The Quay Sessions are a novel idea – live performances recorded in front of an audience at BBC Scotland’s Pacific Quay in Glasgow. Originally established in 2015 as a platform for upcoming Scottish bands, The Quay Sessions are now broadcast on BBC Radio Scotland weekly on Thursdays, and feature bands from all over the world.
I first heard about these sessions when my parents saw Irish singer-songwriter Duke Special there in December 2016 (yes, I have accepted that they will always be cooler than me). When I saw that Dan Croll, one of my favourite singer-songwriters, was performing there a couple of days before the start of his latest tour, I knew this was my chance to get in on the action.
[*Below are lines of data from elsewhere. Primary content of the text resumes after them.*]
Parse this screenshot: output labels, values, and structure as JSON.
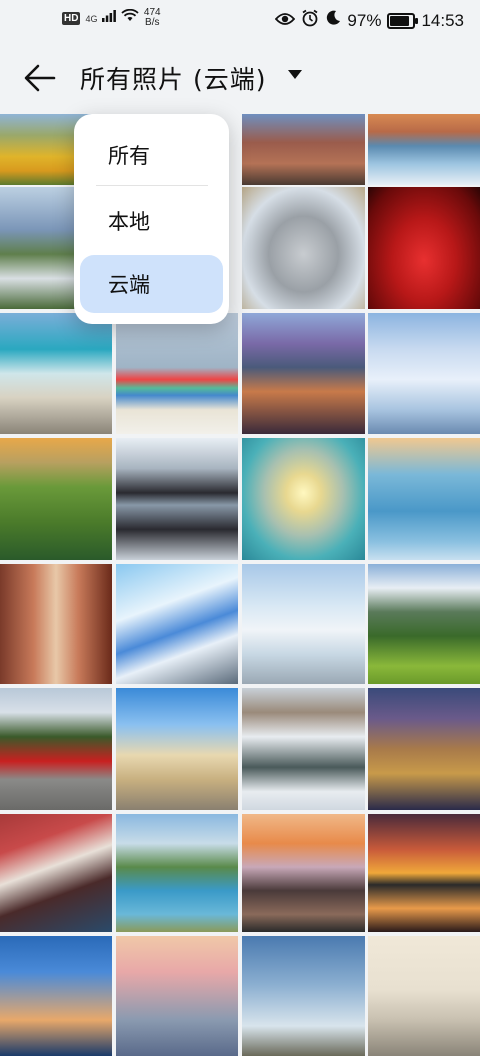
{
  "status_bar": {
    "hd": "HD",
    "network": "4G",
    "speed_value": "474",
    "speed_unit": "B/s",
    "battery": "97%",
    "battery_level": 0.97,
    "time": "14:53"
  },
  "header": {
    "title": "所有照片 (云端)"
  },
  "filter_menu": {
    "items": [
      {
        "label": "所有"
      },
      {
        "label": "本地"
      },
      {
        "label": "云端",
        "selected": true
      }
    ]
  },
  "photos": {
    "rows": [
      [
        "landscape-flowers",
        "hidden",
        "parliament-building",
        "ocean-rocks"
      ],
      [
        "stadium-coast",
        "hidden",
        "silver-suv",
        "red-sports-car"
      ],
      [
        "penguin-beach",
        "beach-huts",
        "mountain-city-dusk",
        "snowy-forest"
      ],
      [
        "green-river-valley",
        "modern-building-reflection",
        "sunrise-ice-lake",
        "ice-castle"
      ],
      [
        "ornate-hall",
        "wave-architecture",
        "frozen-pavilion",
        "alpine-meadow"
      ],
      [
        "red-hatchback",
        "palace-square",
        "snowy-peaks",
        "gothic-town-night"
      ],
      [
        "coastal-rocks",
        "mountain-lake",
        "rocky-shore-sunset",
        "sunset-lake"
      ],
      [
        "skyscraper-dusk",
        "pagoda-mountains",
        "village-cloudy",
        "chateau"
      ]
    ]
  }
}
After missing out on the original ballot for tickets, I managed to snap up a couple through a competition on Dan Croll’s Facebook page. This turned out to be in my favour, as being on the ‘guest list’ meant that I had a prime front-row seat.
The acts perform in the foyer of BBC Pacific Quay in front of the backdrop of the river Clyde, which was looking especially lovely on this warm summer’s night. These performances had all the intimacy of an ordinary gig – apart from the ever-present television cameras.
The sessions are hosted by the charismatic Roddy Hart, who introduced the acts and riled up the audience (but not too much – this is the BBC, remember). Since this was being performed for the radio, it was quite odd that the presenter often redid his lines if he messed them up, knowing they would be edited out later. It was almost educational to see first-hand how the broadcast was put together, from the vocals to the cameras and sound. At one point I even had a cameraman sitting almost on my feet in order to get the perfect shot.
The Quay Sessions always feature a pair of acts, and up first were Madison Violet, a Canadian singer-songwriter duo. Despite not having heard of them until I looked them up on Twitter before the show, I was instantly captivated by these ladies’ husky country-style vocals. This was the perfect setting for their melancholy songs about love and heartbreak, accompanied by a range of guitars (one of which was held together with duct tape), and even a fiddle.
The two played a mix of old and new songs, as well as a cover of Nazareth’s Love Hurts as an homage to Scotland. Their names – Brenley MacEachern and Lisa MacIsaac – show their Scottish roots, and it seemed appropriate that they were almost coming home to give us such a wonderful performance.
After about an hour’s set, there was a short break before Dan Croll came on with his band. Promoting his new pop album Emerging Adulthood coming out in July, he focused on his new songs, occasionally throwing in a track from his critically-acclaimed debut album Sweet Disarray.
This performance had a bigger sound than the intimate vocals of Madison Violet, and the audience really engaged with it, whooping and clapping (when directed by Roddy Hart, of course). Even though it was a slimmed-down set, it made me even more excited for Dan’s Glasgow gig at Stereo that I would be seeing later that week.
Halfway through each of the act’s sets Roddy Hart gave them a brief interview. Despite this break in format from a usual gig, it was interesting to hear a little more about each of the artists and what they were up to. The presenter had easy banter with Madison Violet and Dan Croll, with Dan joking that he had been pronouncing Pacific Quay as Pacific ‘Kway’ for most of the day.
This gig was unlike any other I had been to before. Despite the formality of a filmed broadcast, it had such a chilled atmosphere, with the audience coming and going to the bar, and each of the acts watching the other’s performance at the back. People had come from all over the UK – from Shetland to Cornwall – to experience the magic of this performance. And who can blame them? A free gig every week at the BBC – who can argue with that?
Listen to the full radio show here.